* WORK ORDER *
All of the entries below need repeating exactly, apart from their images.

Stored dataset items:
[Start of Attachment]

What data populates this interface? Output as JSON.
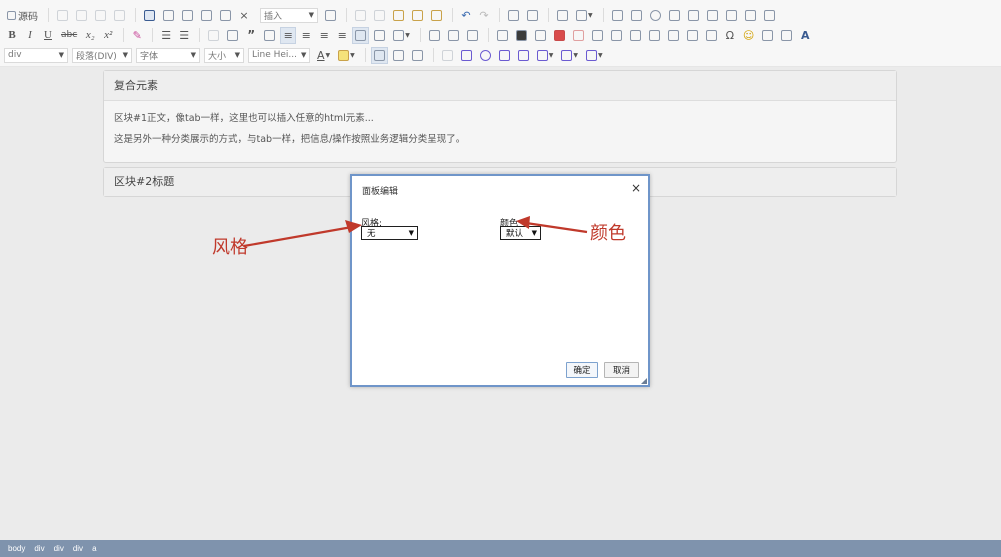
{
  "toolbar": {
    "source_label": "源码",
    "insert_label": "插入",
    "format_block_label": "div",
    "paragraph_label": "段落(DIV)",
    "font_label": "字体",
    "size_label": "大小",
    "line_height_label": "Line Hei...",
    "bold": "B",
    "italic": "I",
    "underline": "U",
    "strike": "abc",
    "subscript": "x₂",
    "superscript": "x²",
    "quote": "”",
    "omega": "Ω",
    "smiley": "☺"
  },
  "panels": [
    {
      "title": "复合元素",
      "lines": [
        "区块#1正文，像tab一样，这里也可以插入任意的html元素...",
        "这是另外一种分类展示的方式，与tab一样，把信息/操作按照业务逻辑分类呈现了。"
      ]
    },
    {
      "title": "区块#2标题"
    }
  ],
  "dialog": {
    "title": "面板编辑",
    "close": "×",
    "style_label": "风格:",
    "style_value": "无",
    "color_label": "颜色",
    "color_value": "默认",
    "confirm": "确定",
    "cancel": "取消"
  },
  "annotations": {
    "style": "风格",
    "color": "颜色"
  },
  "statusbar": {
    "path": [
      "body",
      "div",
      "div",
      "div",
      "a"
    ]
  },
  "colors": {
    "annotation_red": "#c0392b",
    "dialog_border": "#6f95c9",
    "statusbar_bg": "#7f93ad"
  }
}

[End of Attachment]

* SOLUTION *
What data populates this interface? Output as JSON.
{
  "toolbar": {
    "source_label": "源码",
    "insert_label": "插入",
    "format_block_label": "div",
    "paragraph_label": "段落(DIV)",
    "font_label": "字体",
    "size_label": "大小",
    "line_height_label": "Line Hei...",
    "bold": "B",
    "italic": "I",
    "underline": "U",
    "strike": "abc",
    "subscript": "x₂",
    "superscript": "x²",
    "quote": "”",
    "omega": "Ω",
    "smiley": "☺"
  },
  "panels": [
    {
      "title": "复合元素",
      "lines": [
        "区块#1正文，像tab一样，这里也可以插入任意的html元素...",
        "这是另外一种分类展示的方式，与tab一样，把信息/操作按照业务逻辑分类呈现了。"
      ]
    },
    {
      "title": "区块#2标题"
    }
  ],
  "dialog": {
    "title": "面板编辑",
    "close": "×",
    "style_label": "风格:",
    "style_value": "无",
    "color_label": "颜色",
    "color_value": "默认",
    "confirm": "确定",
    "cancel": "取消"
  },
  "annotations": {
    "style": "风格",
    "color": "颜色"
  },
  "statusbar": {
    "path": [
      "body",
      "div",
      "div",
      "div",
      "a"
    ]
  },
  "colors": {
    "annotation_red": "#c0392b",
    "dialog_border": "#6f95c9",
    "statusbar_bg": "#7f93ad"
  }
}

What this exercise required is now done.